_EXERCISE DESCRIPTION_
Find the word "price" in the listing; pull out each line holding it.

_PROVIDED ENTRIES_

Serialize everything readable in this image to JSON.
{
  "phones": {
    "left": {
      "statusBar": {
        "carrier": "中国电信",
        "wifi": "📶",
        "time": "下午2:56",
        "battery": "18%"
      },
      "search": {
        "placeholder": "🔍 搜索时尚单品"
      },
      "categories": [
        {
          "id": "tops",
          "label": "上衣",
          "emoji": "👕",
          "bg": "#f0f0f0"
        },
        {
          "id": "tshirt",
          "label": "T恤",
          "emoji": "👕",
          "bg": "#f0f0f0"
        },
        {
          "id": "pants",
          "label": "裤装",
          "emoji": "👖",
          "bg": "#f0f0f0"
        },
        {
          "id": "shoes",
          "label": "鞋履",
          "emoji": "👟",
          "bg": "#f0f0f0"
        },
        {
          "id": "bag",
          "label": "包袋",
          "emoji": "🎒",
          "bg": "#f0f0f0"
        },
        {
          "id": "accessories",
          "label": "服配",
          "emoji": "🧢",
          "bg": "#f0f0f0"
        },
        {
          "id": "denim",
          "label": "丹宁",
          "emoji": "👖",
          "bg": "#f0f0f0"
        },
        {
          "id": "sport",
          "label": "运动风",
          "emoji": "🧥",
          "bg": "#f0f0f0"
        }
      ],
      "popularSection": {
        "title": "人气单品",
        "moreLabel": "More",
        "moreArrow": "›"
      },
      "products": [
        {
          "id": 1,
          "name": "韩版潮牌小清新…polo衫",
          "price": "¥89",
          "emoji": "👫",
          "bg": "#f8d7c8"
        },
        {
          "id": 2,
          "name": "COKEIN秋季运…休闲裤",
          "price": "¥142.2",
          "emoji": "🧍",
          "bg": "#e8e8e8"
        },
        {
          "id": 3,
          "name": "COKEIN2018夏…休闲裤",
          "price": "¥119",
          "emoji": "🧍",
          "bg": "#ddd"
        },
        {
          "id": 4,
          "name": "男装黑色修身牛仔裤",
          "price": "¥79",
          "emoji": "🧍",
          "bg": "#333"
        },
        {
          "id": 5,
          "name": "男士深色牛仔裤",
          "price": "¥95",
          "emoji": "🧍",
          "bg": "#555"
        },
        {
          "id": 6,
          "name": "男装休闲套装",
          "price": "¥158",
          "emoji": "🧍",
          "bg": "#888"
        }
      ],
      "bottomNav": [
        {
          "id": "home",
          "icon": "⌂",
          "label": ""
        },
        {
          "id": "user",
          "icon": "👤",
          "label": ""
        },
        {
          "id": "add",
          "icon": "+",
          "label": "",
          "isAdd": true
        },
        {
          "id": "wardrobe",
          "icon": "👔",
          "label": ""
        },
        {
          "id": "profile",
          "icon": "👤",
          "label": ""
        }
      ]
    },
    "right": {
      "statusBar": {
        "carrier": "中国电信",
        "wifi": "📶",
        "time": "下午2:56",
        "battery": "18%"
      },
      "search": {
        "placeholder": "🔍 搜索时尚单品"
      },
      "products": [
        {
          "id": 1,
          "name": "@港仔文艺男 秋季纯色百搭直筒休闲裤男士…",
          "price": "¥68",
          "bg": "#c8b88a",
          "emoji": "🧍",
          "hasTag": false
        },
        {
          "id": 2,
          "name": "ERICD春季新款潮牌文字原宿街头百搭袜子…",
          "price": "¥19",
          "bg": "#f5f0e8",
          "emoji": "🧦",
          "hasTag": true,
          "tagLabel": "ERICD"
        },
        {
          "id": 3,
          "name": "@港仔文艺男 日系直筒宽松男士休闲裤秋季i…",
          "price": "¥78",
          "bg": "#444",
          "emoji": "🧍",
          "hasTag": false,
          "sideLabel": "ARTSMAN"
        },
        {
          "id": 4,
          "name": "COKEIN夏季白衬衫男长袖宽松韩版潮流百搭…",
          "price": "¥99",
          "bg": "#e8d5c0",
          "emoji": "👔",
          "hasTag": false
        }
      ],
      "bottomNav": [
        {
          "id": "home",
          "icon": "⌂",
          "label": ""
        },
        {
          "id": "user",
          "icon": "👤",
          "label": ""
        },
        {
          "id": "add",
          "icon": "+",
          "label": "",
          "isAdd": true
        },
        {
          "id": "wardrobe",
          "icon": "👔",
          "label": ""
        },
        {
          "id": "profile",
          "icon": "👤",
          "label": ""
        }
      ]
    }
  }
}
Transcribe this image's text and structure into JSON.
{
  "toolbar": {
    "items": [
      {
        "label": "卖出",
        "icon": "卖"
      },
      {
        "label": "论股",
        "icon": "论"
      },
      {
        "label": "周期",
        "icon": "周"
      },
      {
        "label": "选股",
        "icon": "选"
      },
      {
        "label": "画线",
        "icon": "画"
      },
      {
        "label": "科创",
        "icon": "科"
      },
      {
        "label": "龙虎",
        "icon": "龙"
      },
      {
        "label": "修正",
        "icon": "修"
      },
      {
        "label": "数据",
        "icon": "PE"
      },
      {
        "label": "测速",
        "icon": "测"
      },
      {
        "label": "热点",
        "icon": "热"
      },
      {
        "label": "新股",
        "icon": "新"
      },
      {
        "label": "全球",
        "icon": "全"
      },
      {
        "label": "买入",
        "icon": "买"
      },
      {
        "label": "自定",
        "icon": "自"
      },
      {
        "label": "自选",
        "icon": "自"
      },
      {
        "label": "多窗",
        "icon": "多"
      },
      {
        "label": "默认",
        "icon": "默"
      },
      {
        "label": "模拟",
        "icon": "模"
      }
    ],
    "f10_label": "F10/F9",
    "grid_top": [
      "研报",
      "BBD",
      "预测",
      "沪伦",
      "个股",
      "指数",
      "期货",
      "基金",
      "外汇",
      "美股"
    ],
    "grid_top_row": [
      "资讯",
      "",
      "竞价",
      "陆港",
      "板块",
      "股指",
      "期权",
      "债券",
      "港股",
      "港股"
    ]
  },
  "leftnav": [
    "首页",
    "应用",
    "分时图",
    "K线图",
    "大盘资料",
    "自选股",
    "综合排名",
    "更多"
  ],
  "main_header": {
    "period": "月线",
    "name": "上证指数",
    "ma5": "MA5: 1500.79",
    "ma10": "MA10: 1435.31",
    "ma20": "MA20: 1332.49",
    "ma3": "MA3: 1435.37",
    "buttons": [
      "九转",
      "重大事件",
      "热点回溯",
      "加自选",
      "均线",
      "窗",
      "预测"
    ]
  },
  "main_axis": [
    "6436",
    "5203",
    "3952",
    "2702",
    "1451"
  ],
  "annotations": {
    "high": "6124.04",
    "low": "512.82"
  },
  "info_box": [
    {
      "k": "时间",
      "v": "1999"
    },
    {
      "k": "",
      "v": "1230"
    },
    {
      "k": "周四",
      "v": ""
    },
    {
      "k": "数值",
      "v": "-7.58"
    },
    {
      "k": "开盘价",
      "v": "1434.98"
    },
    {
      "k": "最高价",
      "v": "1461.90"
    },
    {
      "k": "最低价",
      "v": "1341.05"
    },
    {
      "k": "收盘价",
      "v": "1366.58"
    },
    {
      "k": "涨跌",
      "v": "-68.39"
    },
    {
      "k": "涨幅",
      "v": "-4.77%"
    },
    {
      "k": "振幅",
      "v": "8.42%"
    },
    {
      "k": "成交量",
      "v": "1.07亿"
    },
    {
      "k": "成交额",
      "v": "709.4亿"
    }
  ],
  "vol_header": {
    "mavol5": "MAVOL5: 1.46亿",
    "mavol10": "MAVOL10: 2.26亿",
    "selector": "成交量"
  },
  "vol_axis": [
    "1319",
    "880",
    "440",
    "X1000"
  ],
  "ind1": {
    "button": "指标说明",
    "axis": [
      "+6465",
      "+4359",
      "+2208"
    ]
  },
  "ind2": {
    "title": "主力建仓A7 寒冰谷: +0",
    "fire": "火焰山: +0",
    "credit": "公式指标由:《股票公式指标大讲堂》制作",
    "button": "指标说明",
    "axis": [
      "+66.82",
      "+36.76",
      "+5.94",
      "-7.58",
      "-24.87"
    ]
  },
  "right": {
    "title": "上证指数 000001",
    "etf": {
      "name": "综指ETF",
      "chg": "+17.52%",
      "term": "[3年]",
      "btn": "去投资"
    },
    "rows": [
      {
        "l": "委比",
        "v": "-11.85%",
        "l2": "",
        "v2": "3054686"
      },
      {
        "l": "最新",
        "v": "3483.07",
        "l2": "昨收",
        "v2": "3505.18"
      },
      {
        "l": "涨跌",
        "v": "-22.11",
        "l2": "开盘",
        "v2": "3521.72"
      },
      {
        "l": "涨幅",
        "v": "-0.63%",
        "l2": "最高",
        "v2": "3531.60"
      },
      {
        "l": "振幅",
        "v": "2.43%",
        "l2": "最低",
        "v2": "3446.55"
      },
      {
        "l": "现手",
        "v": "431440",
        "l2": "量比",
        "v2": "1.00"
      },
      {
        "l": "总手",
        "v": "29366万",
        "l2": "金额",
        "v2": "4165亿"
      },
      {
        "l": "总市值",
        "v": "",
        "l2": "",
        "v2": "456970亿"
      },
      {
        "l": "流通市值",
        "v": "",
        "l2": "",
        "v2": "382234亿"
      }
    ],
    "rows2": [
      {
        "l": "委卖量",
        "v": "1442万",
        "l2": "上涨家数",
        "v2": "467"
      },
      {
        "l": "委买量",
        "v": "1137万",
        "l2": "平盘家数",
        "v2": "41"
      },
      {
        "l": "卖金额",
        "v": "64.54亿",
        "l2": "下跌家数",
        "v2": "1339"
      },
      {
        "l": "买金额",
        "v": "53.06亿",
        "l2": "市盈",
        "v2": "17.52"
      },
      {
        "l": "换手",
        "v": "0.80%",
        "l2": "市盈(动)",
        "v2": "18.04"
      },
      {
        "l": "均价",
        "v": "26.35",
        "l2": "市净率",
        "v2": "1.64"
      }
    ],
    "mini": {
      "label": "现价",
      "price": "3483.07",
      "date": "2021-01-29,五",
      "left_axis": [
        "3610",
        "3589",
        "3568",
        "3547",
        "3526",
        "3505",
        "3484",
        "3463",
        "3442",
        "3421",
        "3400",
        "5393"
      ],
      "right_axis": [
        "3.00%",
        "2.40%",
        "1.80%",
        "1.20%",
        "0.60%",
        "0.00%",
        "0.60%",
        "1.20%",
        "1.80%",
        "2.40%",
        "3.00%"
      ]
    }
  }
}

_EXERCISE RESULT_
          "price": "¥89",
          "price": "¥142.2",
          "price": "¥119",
          "price": "¥79",
          "price": "¥95",
          "price": "¥158",
          "price": "¥68",
          "price": "¥19",
          "price": "¥78",
          "price": "¥99",
      "price": "3483.07",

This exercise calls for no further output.